Plum senior now Harvard-bound
Many children talk about what they would like to do when they grow up.
Jazmine Phillips-Acie — at the age of 8 — not only knew she wanted to be a lawyer, but she picked Harvard University as her destination for college.
Phillips-Acie, 18, a senior at Plum High School, is set to make both dreams a reality this fall after learning on Dec. 13 that she was accepted at Harvard for the fall semester.
“I was so excited that I started to scream and dance,” Phillips-Acie said.
Phillips-Acie, who transferred to Plum High School when she was a sophomore after attending the Pittsburgh Creative and Performing Arts School, on Jan. 2 had the opportunity to interact with Harvard alumni and a handful of other high school seniors from Western Pennsylvania who also are Harvard-bound during a reception at the Allegheny HYP (Harvard Yale Princeton) Club in downtown Pittsburgh.
Plum High School math teacher Ed Staines, who accompanied Phillips-Acie and her family to the reception at Phillips-Acie's request, said he doesn't know of any Plum High School students attending Harvard in his 18-year tenure with the district.
“I enjoyed it very much,” said Phillips-Acie who this semester is enrolled in seven advanced placement courses at the high school.
“We talked about the school (Harvard), and I asked the alumni about their experiences. I visited (Harvard) last February. It is a beautiful campus. We walked over to the law school. It really affirmed the fact that Harvard is home for me.”
Phillips-Acie said she decided to invite Staines to the reception because of his positive influence.
“He is one of the most impactful teachers,” Phillips-Acie said.
Staines, who taught Phillips-Acie advanced pre-calculus and trigonometry and advanced placement calculus 1, said he was honored to be invited to the reception.
“It (the Allegheny HYP) is a little brick building in the middle of town,” Staines said.
“There are pictures of the Yale and Princeton football teams on the walls. It was an intimate, warm setting.”
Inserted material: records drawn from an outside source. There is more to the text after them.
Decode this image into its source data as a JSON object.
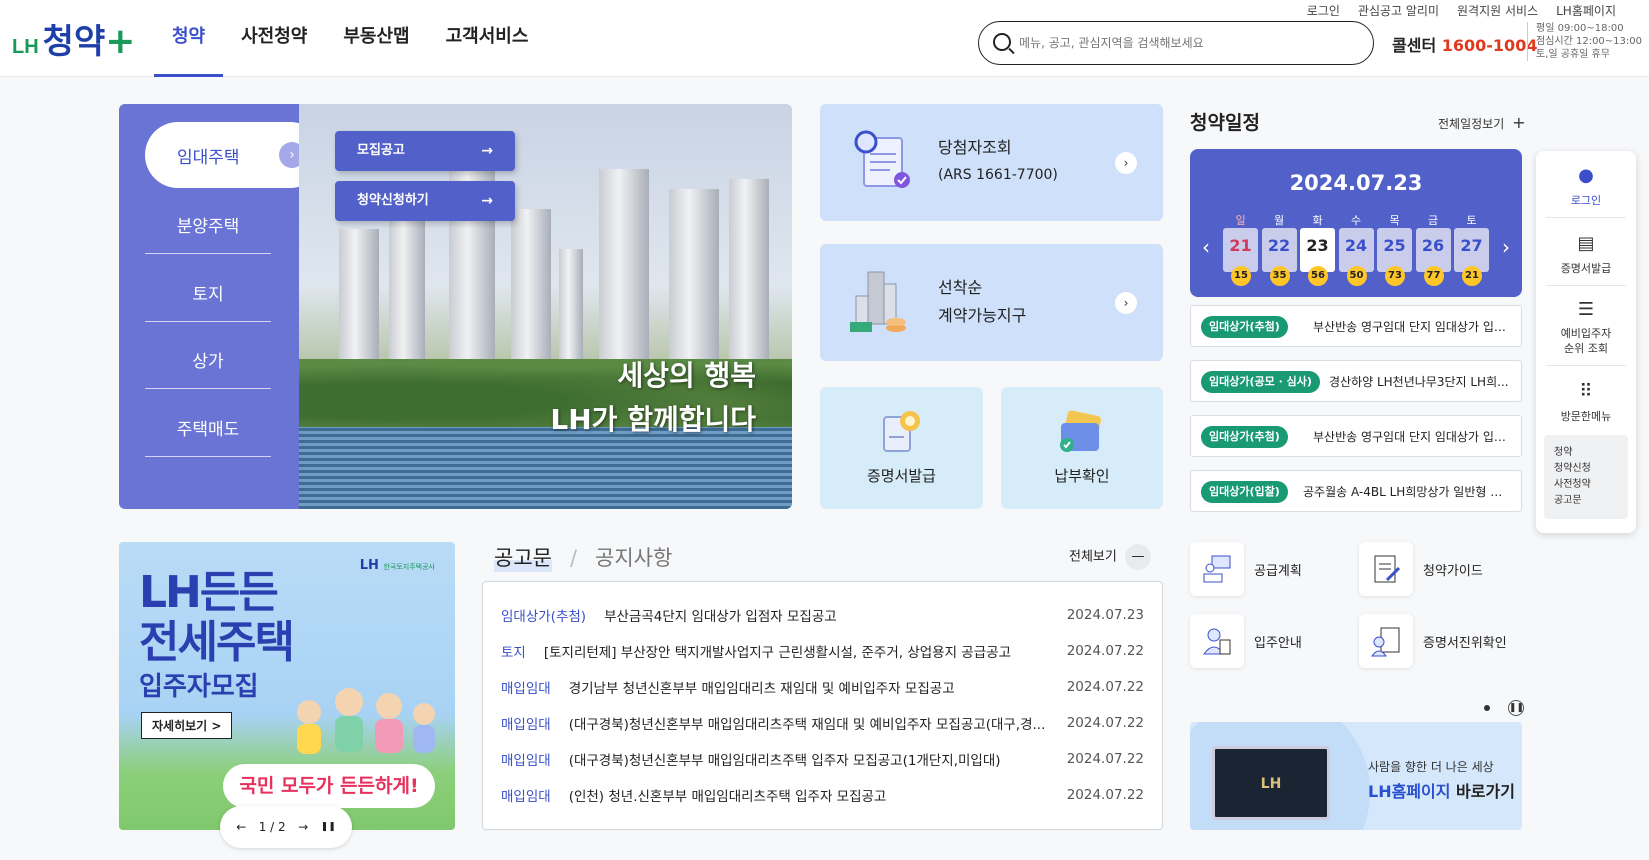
{
  "header": {
    "logo": {
      "lh": "LH",
      "main": "청약",
      "plus": "+"
    },
    "nav": [
      "청약",
      "사전청약",
      "부동산맵",
      "고객서비스"
    ],
    "util": [
      "로그인",
      "관심공고 알리미",
      "원격지원 서비스",
      "LH홈페이지"
    ],
    "search_placeholder": "메뉴, 공고, 관심지역을 검색해보세요",
    "callcenter_label": "콜센터",
    "callcenter_number": "1600-1004",
    "call_hours": [
      "평일 09:00~18:00",
      "점심시간 12:00~13:00",
      "토,일 공휴일 휴무"
    ]
  },
  "sidemenu": {
    "active": "임대주택",
    "items": [
      "분양주택",
      "토지",
      "상가",
      "주택매도"
    ]
  },
  "hero": {
    "buttons": [
      "모집공고",
      "청약신청하기"
    ],
    "text": [
      "세상의 행복",
      "LH가 함께합니다"
    ]
  },
  "cards": {
    "winner": {
      "title": "당첨자조회",
      "sub": "(ARS 1661-7700)"
    },
    "firstcome": {
      "title": "선착순",
      "sub": "계약가능지구"
    },
    "cert": "증명서발급",
    "payment": "납부확인"
  },
  "schedule": {
    "title": "청약일정",
    "all_label": "전체일정보기",
    "date": "2024.07.23",
    "days": [
      {
        "dow": "일",
        "day": "21",
        "count": "15"
      },
      {
        "dow": "월",
        "day": "22",
        "count": "35"
      },
      {
        "dow": "화",
        "day": "23",
        "count": "56"
      },
      {
        "dow": "수",
        "day": "24",
        "count": "50"
      },
      {
        "dow": "목",
        "day": "25",
        "count": "73"
      },
      {
        "dow": "금",
        "day": "26",
        "count": "77"
      },
      {
        "dow": "토",
        "day": "27",
        "count": "21"
      }
    ],
    "items": [
      {
        "tag": "임대상가(추첨)",
        "text": "부산반송 영구임대 단지 임대상가 입점자 ..."
      },
      {
        "tag": "임대상가(공모 · 심사)",
        "text": "경산하양 LH천년나무3단지 LH희..."
      },
      {
        "tag": "임대상가(추첨)",
        "text": "부산반송 영구임대 단지 임대상가 입점자 ..."
      },
      {
        "tag": "임대상가(입찰)",
        "text": "공주월송 A-4BL LH희망상가 일반형 입..."
      }
    ]
  },
  "quicklinks": [
    "공급계획",
    "청약가이드",
    "입주안내",
    "증명서진위확인"
  ],
  "float": {
    "items": [
      "로그인",
      "증명서발급",
      "예비입주자 순위 조회",
      "방문한메뉴"
    ],
    "visited": [
      "청약",
      "청약신청",
      "사전청약",
      "공고문"
    ]
  },
  "promo": {
    "title1": "LH든든",
    "title2": "전세주택",
    "subtitle": "입주자모집",
    "button": "자세히보기 >",
    "bubble": "국민 모두가 든든하게!",
    "logo": "LH",
    "logo_sub": "한국토지주택공사",
    "pager": {
      "prev": "←",
      "page": "1 / 2",
      "next": "→",
      "pause": "❚❚"
    }
  },
  "notice": {
    "tabs": [
      "공고문",
      "공지사항"
    ],
    "more": "전체보기",
    "rows": [
      {
        "cat": "임대상가(추첨)",
        "title": "부산금곡4단지 임대상가 입점자 모집공고",
        "date": "2024.07.23"
      },
      {
        "cat": "토지",
        "title": "[토지리턴제] 부산장안 택지개발사업지구 근린생활시설, 준주거, 상업용지 공급공고",
        "date": "2024.07.22"
      },
      {
        "cat": "매입임대",
        "title": "경기남부 청년신혼부부 매입임대리츠 재임대 및 예비입주자 모집공고",
        "date": "2024.07.22"
      },
      {
        "cat": "매입임대",
        "title": "(대구경북)청년신혼부부 매입임대리츠주택 재임대 및 예비입주자 모집공고(대구,경...",
        "date": "2024.07.22"
      },
      {
        "cat": "매입임대",
        "title": "(대구경북)청년신혼부부 매입임대리츠주택 입주자 모집공고(1개단지,미입대)",
        "date": "2024.07.22"
      },
      {
        "cat": "매입임대",
        "title": "(인천) 청년.신혼부부 매입임대리츠주택 입주자 모집공고",
        "date": "2024.07.22"
      }
    ]
  },
  "lhbanner": {
    "line1": "사람을 향한 더 나은 세상",
    "highlight": "LH홈페이지",
    "rest": " 바로가기",
    "screen": "LH"
  }
}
Staines enjoyed speaking with the Harvard alumni who attended as well as Phillips-Acie's family members.
“They are so proud of her,” Staines said. “Jazmine is very focused and driven, and she is a good worker. She is going to do great.”
Harvard, founded in 1636, is an Ivy League university located in Cambridge, Mass.
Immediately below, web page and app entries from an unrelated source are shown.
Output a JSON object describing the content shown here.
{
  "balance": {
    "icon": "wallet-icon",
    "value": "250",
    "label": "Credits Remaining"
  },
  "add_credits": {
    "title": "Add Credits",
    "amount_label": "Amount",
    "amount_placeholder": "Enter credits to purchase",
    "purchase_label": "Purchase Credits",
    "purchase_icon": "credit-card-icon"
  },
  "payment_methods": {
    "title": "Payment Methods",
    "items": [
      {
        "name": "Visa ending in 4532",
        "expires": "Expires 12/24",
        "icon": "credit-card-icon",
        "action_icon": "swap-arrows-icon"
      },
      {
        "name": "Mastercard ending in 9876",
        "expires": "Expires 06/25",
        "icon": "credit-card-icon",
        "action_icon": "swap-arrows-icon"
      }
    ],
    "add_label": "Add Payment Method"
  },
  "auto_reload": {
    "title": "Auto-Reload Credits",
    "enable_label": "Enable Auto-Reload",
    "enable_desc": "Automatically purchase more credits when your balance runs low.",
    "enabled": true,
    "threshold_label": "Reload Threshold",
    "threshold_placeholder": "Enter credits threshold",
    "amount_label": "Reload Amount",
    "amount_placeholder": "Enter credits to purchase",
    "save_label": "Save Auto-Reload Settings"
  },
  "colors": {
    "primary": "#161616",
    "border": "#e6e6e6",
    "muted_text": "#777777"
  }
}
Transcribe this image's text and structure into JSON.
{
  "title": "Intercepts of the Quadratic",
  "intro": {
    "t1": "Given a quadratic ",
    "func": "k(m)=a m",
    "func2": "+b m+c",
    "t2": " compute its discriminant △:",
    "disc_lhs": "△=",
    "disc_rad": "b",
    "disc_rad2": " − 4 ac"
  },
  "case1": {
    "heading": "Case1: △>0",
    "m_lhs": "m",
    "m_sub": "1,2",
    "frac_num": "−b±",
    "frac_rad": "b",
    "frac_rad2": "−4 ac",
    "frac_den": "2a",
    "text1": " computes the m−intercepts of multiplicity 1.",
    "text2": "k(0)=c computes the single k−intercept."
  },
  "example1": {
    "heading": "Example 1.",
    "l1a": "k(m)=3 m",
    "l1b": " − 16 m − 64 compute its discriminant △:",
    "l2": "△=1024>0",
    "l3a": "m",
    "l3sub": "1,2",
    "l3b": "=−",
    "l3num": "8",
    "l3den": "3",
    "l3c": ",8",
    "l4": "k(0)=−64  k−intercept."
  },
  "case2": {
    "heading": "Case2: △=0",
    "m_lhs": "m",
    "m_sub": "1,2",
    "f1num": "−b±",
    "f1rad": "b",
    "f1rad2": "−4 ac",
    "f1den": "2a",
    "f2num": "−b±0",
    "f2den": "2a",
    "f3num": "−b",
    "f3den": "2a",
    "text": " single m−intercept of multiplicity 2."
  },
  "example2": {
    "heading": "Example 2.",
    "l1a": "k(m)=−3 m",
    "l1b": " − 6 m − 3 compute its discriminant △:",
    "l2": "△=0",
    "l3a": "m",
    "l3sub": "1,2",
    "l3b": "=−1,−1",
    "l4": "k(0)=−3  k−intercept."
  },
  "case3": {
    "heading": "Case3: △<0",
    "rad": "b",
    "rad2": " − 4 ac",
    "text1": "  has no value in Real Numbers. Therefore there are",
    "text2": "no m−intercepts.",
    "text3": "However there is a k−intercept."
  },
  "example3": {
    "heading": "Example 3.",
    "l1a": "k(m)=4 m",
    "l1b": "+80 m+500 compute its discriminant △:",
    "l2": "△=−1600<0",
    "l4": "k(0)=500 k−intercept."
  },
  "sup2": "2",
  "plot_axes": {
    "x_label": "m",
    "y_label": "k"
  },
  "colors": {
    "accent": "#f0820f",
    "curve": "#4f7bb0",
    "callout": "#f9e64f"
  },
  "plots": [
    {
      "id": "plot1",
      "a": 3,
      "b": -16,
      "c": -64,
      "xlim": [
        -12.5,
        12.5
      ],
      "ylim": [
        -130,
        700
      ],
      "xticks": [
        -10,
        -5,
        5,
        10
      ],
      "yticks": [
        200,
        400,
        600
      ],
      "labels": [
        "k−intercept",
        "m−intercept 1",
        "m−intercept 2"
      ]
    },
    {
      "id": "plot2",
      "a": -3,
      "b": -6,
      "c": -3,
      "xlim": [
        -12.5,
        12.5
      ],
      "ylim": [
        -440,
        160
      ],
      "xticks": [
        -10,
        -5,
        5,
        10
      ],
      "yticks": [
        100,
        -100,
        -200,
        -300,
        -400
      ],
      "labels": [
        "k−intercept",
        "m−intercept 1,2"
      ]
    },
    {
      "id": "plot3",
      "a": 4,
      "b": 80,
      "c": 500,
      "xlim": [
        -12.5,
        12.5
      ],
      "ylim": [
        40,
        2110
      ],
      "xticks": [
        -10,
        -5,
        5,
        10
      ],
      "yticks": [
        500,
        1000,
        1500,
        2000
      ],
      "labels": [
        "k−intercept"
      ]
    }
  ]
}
Karen Zapf is a staff writer for Trib Total Media. She can be reached at 412-856-7400 ext. 8753 or firstname.lastname@example.org.
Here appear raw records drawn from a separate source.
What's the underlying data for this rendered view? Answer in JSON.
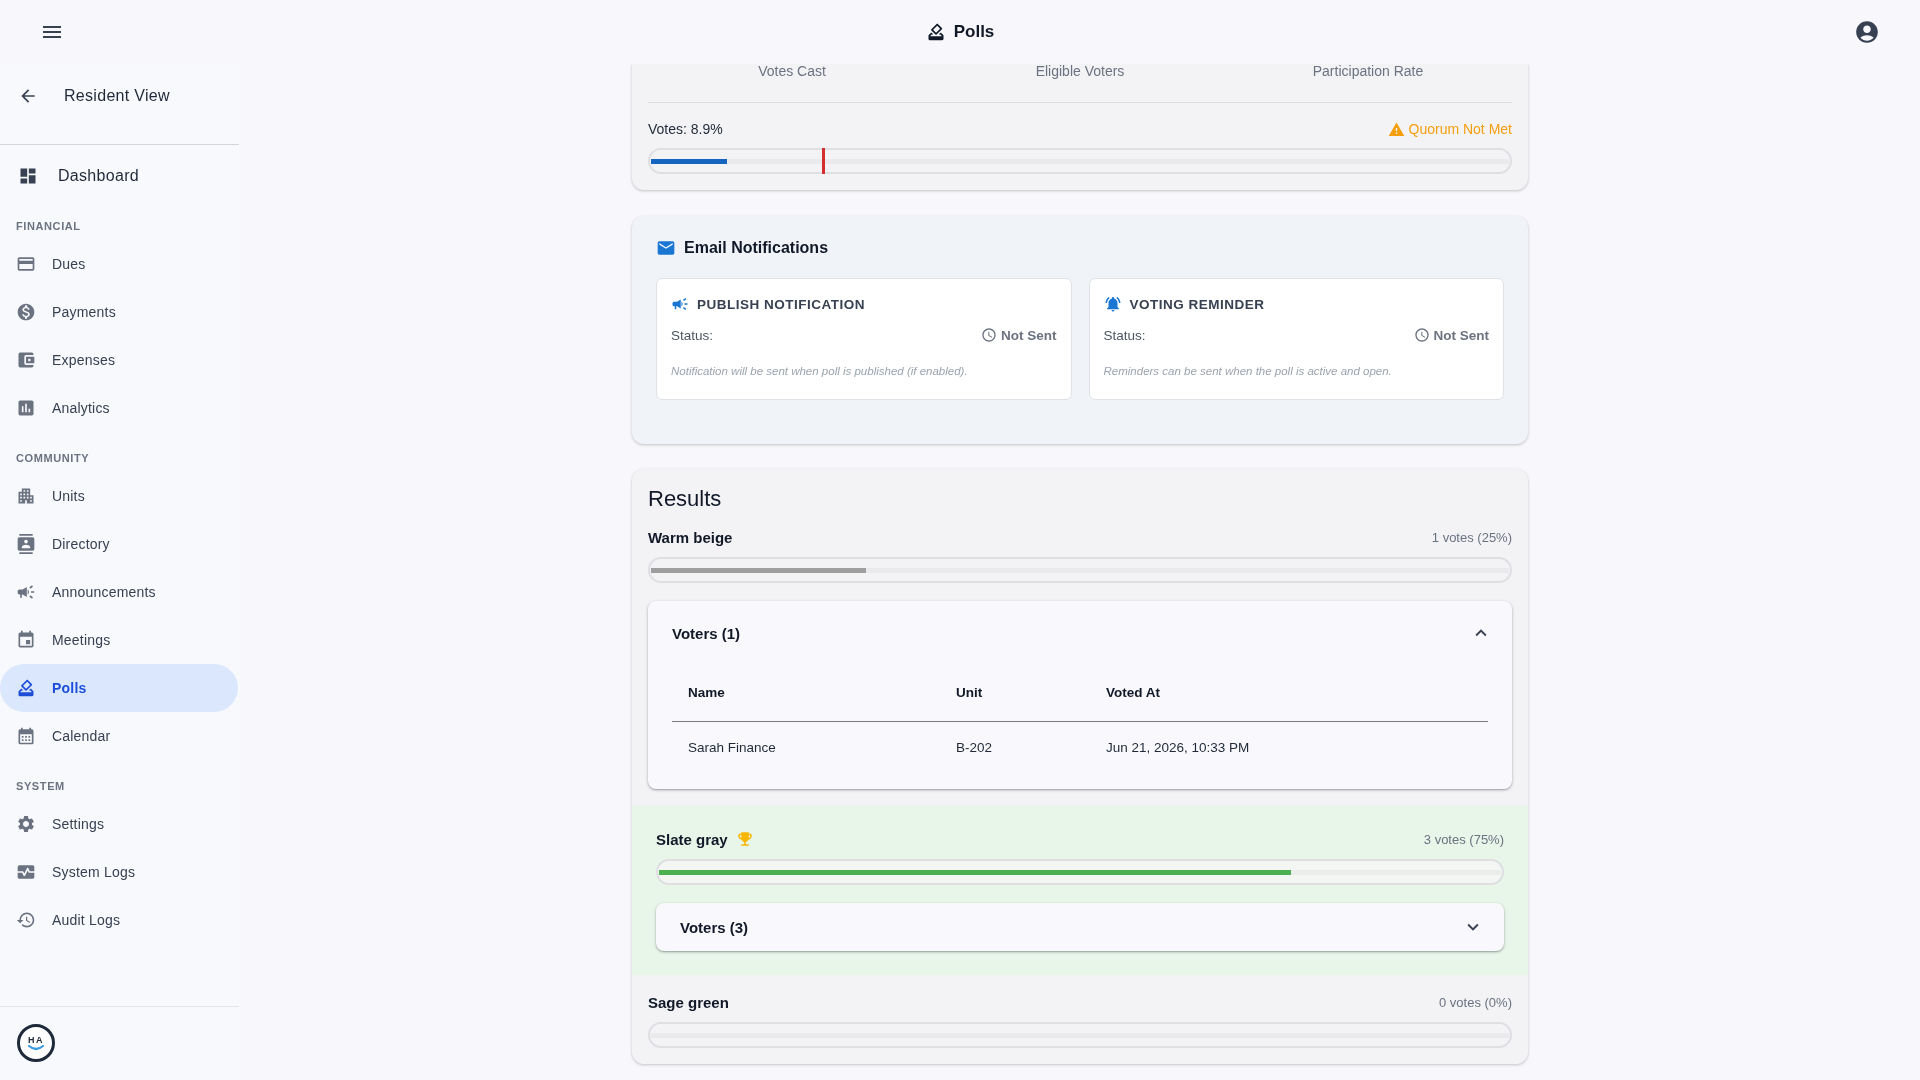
{
  "app_bar": {
    "title": "Polls"
  },
  "sidebar": {
    "back_link": {
      "label": "Resident View"
    },
    "dashboard": {
      "label": "Dashboard",
      "selected": false
    },
    "sections": [
      {
        "heading": "FINANCIAL",
        "items": [
          {
            "label": "Dues",
            "selected": false
          },
          {
            "label": "Payments",
            "selected": false
          },
          {
            "label": "Expenses",
            "selected": false
          },
          {
            "label": "Analytics",
            "selected": false
          }
        ]
      },
      {
        "heading": "COMMUNITY",
        "items": [
          {
            "label": "Units",
            "selected": false
          },
          {
            "label": "Directory",
            "selected": false
          },
          {
            "label": "Announcements",
            "selected": false
          },
          {
            "label": "Meetings",
            "selected": false
          },
          {
            "label": "Polls",
            "selected": true
          },
          {
            "label": "Calendar",
            "selected": false
          }
        ]
      },
      {
        "heading": "SYSTEM",
        "items": [
          {
            "label": "Settings",
            "selected": false
          },
          {
            "label": "System Logs",
            "selected": false
          },
          {
            "label": "Audit Logs",
            "selected": false
          }
        ]
      }
    ],
    "logo": {
      "text": "HA"
    }
  },
  "participation": {
    "stats": [
      {
        "label": "Votes Cast"
      },
      {
        "label": "Eligible Voters"
      },
      {
        "label": "Participation Rate"
      }
    ],
    "votes_label": "Votes: 8.9%",
    "quorum": {
      "label": "Quorum Not Met",
      "met": false
    },
    "progress": {
      "level": 0.089
    },
    "quorum_marker": {
      "level": 0.2
    }
  },
  "email_notifications": {
    "title": "Email Notifications",
    "cards": [
      {
        "title": "PUBLISH NOTIFICATION",
        "status_label": "Status:",
        "status": "Not Sent",
        "note": "Notification will be sent when poll is published (if enabled)."
      },
      {
        "title": "VOTING REMINDER",
        "status_label": "Status:",
        "status": "Not Sent",
        "note": "Reminders can be sent when the poll is active and open."
      }
    ]
  },
  "results": {
    "title": "Results",
    "options": [
      {
        "name": "Warm beige",
        "count": "1 votes (25%)",
        "level": 0.25,
        "winner": false,
        "voters": {
          "label": "Voters (1)",
          "expanded": true,
          "columns": [
            "Name",
            "Unit",
            "Voted At"
          ],
          "rows": [
            {
              "name": "Sarah Finance",
              "unit": "B-202",
              "voted_at": "Jun 21, 2026, 10:33 PM"
            }
          ]
        }
      },
      {
        "name": "Slate gray",
        "count": "3 votes (75%)",
        "level": 0.75,
        "winner": true,
        "voters": {
          "label": "Voters (3)",
          "expanded": false
        }
      },
      {
        "name": "Sage green",
        "count": "0 votes (0%)",
        "winner": false
      }
    ]
  }
}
Show commenting policy
TribLive commenting policy
You are solely responsible for your comments and by using TribLive.com you agree to our Terms of Service.
We moderate comments. Our goal is to provide substantive commentary for a general readership. By screening submissions, we provide a space where readers can share intelligent and informed commentary that enhances the quality of our news and information.
While most comments will be posted if they are on-topic and not abusive, moderating decisions are subjective. We will make them as carefully and consistently as we can. Because of the volume of reader comments, we cannot review individual moderation decisions with readers.
We value thoughtful comments representing a range of views that make their point quickly and politely. We make an effort to protect discussions from repeated comments either by the same reader or different readers.
We follow the same standards for taste as the daily newspaper. A few things we won't tolerate: personal attacks, obscenity, vulgarity, profanity (including expletives and letters followed by dashes), commercial promotion, impersonations, incoherence, proselytizing and SHOUTING. Don't include URLs to Web sites.
We do not edit comments. They are either approved or deleted. We reserve the right to edit a comment that is quoted or excerpted in an article. In this case, we may fix spelling and punctuation.
We welcome strong opinions and criticism of our work, but we don't want comments to become bogged down with discussions of our policies and we will moderate accordingly.
We appreciate it when readers and people quoted in articles or blog posts point out errors of fact or emphasis and will investigate all assertions. But these suggestions should be sent via e-mail. To avoid distracting other readers, we won't publish comments that suggest a correction. Instead, corrections will be made in a blog post or in an article.